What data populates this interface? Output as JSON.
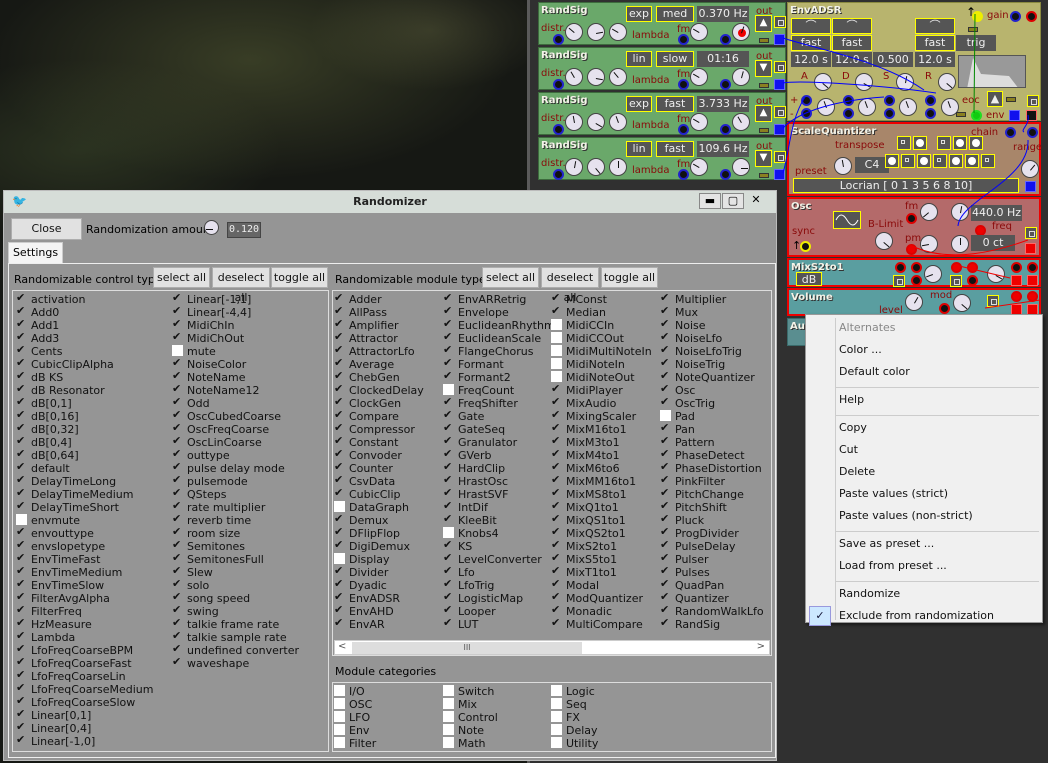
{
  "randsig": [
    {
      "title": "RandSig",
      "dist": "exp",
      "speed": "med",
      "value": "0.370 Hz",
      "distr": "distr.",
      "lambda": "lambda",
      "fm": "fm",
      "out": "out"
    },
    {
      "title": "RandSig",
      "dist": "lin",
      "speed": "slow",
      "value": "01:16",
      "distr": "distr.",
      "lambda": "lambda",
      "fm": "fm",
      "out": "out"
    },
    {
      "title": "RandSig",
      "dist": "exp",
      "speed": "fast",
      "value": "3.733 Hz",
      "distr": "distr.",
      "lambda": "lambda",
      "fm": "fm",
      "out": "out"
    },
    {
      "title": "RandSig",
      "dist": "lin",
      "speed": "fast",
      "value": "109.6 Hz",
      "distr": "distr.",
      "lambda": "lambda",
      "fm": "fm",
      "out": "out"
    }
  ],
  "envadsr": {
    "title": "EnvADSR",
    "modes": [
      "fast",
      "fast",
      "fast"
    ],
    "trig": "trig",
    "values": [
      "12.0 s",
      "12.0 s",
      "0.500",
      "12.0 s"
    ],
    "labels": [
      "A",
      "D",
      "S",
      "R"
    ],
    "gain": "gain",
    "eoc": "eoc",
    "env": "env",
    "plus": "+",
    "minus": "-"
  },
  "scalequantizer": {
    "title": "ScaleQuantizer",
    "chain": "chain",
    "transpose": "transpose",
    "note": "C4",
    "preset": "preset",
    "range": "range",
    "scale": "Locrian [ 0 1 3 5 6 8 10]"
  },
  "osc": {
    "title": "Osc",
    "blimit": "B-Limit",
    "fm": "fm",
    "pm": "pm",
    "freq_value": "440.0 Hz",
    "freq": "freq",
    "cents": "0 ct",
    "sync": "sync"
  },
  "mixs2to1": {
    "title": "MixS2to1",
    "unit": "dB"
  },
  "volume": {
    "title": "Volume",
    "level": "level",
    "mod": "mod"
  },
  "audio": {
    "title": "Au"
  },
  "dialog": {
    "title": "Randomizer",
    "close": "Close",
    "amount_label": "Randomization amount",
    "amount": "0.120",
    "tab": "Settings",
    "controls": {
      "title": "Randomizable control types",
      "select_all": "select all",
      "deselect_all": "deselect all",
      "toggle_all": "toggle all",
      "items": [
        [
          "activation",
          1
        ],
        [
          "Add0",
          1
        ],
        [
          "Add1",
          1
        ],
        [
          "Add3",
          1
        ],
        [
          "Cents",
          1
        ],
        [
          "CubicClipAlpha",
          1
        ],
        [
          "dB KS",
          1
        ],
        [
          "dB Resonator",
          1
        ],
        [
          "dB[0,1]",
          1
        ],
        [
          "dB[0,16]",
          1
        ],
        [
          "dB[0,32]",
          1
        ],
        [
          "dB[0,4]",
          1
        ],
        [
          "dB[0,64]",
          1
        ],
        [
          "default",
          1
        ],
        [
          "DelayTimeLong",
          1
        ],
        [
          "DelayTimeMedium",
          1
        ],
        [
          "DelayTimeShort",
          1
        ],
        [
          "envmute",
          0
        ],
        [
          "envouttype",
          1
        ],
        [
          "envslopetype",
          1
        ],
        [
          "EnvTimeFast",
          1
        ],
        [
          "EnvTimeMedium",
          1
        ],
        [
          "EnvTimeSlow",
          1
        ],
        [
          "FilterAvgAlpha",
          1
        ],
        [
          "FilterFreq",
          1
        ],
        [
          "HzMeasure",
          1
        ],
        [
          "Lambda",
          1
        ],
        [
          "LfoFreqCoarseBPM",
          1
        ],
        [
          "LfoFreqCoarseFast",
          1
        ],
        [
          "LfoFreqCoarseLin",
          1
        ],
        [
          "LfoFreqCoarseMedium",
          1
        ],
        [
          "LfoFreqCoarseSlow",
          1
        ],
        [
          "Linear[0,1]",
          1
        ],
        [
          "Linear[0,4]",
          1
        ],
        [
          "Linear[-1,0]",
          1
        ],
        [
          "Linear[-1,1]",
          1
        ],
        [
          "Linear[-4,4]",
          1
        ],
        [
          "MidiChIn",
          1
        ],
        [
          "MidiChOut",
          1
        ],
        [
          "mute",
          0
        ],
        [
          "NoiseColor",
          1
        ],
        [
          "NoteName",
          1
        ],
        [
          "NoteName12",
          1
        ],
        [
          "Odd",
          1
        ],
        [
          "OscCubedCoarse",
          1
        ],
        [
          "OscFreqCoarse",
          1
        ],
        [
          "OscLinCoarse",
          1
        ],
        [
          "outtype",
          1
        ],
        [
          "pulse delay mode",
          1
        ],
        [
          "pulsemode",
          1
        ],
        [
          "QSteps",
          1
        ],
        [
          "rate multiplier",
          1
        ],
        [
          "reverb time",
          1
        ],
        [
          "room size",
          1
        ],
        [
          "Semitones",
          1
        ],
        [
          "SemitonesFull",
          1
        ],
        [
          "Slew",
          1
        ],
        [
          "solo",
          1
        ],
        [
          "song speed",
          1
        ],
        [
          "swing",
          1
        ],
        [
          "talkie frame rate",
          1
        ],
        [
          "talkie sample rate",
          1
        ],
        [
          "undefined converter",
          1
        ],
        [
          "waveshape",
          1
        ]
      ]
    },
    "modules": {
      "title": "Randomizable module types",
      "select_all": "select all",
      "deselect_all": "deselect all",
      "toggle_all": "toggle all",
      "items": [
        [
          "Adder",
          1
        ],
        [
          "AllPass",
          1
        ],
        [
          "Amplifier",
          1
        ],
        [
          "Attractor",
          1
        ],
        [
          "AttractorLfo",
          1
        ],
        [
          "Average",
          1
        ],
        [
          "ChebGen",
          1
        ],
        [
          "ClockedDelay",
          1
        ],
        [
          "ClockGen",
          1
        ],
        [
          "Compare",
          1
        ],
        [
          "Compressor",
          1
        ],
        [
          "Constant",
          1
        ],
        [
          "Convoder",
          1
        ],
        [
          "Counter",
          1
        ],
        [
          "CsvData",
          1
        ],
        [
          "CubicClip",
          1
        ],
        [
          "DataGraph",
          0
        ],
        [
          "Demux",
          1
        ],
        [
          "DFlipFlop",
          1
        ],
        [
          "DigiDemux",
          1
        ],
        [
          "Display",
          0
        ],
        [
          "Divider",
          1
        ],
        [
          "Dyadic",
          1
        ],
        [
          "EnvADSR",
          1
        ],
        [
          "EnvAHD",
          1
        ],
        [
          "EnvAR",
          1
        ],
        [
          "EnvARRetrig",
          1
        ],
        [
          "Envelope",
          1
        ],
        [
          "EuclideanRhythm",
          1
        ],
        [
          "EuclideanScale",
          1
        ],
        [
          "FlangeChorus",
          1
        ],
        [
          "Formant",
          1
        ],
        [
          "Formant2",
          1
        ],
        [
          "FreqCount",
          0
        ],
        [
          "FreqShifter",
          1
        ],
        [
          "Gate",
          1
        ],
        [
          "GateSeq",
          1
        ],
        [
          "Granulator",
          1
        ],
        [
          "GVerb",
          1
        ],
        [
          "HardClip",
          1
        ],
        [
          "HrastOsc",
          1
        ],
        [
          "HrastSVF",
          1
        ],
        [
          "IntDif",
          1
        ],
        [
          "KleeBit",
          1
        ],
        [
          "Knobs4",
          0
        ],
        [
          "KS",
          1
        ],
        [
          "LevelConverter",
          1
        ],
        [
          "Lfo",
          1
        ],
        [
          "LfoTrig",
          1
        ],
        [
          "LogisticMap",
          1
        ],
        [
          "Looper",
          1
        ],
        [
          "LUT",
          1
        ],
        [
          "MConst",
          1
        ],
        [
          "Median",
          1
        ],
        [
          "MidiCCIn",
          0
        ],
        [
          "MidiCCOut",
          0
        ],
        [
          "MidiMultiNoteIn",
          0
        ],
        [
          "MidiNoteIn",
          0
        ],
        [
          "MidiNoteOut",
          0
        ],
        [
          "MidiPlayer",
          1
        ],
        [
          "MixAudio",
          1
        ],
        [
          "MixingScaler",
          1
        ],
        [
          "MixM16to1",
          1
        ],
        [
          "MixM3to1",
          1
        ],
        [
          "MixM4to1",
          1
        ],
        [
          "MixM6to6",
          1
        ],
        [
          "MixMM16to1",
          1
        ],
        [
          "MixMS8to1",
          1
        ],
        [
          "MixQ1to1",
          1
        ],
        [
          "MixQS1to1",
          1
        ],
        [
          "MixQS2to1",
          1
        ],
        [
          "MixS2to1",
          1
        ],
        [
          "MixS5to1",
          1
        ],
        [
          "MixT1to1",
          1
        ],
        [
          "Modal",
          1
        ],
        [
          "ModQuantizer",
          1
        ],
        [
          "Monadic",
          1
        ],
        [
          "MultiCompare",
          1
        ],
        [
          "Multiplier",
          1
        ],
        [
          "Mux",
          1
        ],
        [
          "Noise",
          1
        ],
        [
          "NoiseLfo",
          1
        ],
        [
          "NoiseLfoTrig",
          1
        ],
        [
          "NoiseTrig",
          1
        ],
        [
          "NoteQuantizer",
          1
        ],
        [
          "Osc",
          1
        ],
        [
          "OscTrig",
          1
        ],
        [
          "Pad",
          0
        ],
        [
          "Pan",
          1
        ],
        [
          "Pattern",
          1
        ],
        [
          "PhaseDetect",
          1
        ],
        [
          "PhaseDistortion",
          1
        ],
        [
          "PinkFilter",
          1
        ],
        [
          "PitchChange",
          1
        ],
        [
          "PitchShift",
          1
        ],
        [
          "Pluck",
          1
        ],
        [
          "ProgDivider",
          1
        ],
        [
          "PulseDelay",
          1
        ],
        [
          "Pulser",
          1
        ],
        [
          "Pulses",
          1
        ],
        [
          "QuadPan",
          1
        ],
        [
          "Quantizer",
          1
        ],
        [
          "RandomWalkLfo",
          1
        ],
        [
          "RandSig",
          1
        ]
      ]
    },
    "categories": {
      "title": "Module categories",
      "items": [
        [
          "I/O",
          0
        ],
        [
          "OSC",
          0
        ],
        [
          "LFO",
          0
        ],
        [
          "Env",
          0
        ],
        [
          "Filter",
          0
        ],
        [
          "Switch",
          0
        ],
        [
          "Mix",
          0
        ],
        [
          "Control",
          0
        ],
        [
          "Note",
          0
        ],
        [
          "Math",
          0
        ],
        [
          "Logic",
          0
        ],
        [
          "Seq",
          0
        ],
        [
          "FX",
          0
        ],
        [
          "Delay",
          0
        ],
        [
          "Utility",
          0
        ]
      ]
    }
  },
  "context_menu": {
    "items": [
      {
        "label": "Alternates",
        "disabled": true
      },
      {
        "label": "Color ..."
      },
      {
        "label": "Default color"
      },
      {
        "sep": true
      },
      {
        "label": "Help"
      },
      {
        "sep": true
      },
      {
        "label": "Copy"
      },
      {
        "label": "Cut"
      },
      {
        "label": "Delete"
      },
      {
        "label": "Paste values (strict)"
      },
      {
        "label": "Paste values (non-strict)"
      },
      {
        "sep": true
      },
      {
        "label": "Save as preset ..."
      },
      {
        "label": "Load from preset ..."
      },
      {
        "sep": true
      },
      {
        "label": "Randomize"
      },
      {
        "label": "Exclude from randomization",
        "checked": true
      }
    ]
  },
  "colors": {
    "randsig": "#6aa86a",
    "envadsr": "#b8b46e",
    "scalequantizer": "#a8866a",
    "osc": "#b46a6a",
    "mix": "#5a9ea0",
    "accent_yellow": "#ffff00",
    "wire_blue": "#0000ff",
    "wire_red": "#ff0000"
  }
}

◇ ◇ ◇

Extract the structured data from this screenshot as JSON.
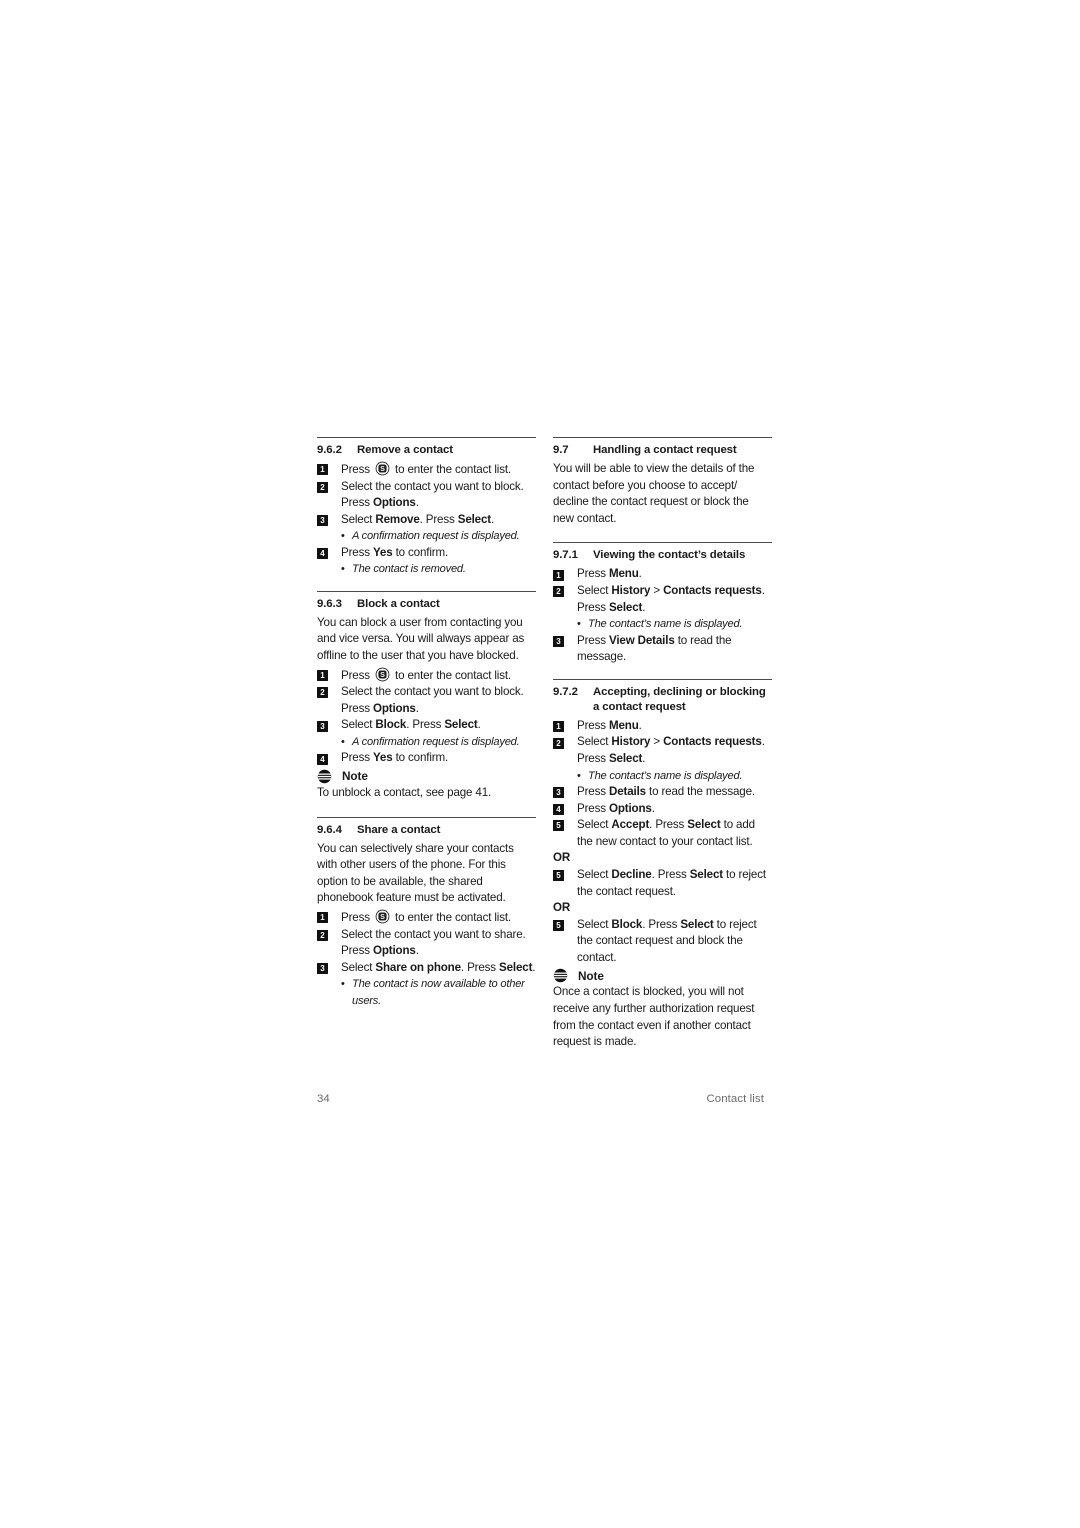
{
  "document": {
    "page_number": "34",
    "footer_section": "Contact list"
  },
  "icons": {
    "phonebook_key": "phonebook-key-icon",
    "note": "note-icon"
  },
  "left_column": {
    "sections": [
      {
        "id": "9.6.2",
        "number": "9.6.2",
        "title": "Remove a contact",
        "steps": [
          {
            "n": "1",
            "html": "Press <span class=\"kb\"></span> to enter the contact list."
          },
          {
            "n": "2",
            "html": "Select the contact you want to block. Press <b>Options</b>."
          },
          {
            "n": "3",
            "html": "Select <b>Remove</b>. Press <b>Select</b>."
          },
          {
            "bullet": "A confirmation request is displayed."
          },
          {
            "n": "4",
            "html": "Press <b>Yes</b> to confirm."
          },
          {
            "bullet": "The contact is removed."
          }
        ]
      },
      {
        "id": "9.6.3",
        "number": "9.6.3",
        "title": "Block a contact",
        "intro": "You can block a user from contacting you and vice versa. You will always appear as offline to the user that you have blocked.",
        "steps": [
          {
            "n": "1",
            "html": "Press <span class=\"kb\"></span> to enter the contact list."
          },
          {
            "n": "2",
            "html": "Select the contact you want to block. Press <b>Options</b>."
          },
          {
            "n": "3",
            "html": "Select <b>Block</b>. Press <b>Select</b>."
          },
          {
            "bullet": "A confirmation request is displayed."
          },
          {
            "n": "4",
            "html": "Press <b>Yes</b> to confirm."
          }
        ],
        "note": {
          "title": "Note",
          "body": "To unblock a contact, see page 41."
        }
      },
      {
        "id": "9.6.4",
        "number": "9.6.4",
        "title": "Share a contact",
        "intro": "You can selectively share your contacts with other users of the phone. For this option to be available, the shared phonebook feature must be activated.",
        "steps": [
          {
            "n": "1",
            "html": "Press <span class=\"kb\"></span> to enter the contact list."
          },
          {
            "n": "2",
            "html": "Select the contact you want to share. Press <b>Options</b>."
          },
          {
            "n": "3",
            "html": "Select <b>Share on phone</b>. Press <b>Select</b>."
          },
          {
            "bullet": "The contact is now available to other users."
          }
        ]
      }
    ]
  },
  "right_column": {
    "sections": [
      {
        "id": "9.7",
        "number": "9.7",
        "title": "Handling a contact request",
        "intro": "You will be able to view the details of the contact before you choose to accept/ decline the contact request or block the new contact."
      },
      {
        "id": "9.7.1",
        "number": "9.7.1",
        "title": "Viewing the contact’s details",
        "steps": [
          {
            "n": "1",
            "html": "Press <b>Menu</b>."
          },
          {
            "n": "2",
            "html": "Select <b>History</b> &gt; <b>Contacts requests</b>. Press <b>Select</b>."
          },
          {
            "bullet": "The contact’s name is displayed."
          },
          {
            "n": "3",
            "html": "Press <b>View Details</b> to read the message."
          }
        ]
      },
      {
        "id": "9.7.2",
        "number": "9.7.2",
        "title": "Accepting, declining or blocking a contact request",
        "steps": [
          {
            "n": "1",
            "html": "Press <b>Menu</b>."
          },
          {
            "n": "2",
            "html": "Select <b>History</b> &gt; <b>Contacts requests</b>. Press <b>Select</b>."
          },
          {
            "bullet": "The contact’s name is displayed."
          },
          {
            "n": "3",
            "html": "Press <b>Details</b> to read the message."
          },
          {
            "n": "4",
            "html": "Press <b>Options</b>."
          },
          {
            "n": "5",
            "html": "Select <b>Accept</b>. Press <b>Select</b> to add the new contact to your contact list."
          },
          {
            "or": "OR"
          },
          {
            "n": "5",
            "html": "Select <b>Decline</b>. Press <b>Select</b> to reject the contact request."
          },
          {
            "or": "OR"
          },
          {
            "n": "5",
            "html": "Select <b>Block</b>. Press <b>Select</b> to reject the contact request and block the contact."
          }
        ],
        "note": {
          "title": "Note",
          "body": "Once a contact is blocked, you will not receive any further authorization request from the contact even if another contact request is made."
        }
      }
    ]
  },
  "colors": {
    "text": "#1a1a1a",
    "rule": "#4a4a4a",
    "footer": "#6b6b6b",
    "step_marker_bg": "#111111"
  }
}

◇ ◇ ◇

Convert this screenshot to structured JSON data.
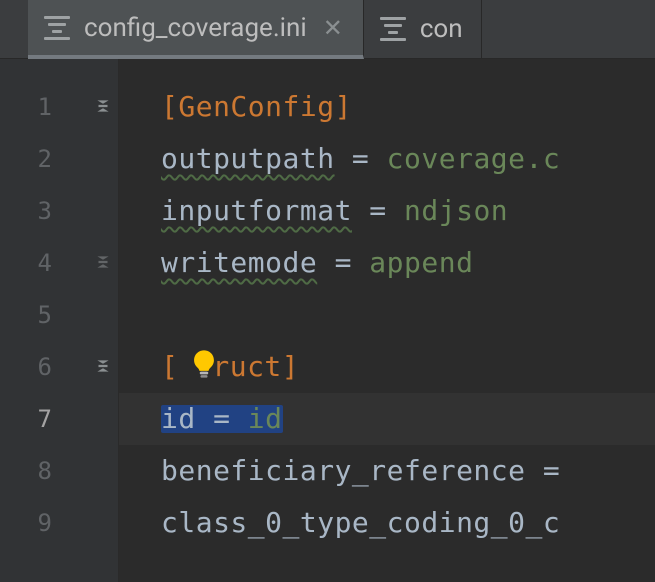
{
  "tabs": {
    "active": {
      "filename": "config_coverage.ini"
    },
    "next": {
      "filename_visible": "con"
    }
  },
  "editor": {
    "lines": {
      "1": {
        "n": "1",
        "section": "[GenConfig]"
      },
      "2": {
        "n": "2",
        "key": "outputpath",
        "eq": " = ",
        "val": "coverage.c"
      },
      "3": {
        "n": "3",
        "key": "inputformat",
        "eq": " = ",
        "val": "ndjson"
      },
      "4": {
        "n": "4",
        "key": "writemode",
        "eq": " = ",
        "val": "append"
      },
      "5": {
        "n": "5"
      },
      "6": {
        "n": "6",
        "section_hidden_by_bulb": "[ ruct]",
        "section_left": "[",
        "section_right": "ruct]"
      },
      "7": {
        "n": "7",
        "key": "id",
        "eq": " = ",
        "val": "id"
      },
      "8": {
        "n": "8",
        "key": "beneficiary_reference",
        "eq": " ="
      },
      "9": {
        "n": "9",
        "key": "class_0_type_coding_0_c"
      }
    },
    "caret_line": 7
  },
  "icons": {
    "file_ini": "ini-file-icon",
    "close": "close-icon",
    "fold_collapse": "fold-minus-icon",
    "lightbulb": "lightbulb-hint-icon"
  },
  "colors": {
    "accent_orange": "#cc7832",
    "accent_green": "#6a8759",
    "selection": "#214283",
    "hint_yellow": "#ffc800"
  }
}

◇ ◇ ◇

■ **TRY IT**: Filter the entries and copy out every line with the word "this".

■ **TASK OUTPUT**:
What data populates this interface? Output as JSON.
Extract the structured data from this screenshot as JSON.
        "intro": "You can selectively share your contacts with other users of the phone. For this option to be available, the shared phonebook feature must be activated.",
Convert this screenshot to structured JSON data.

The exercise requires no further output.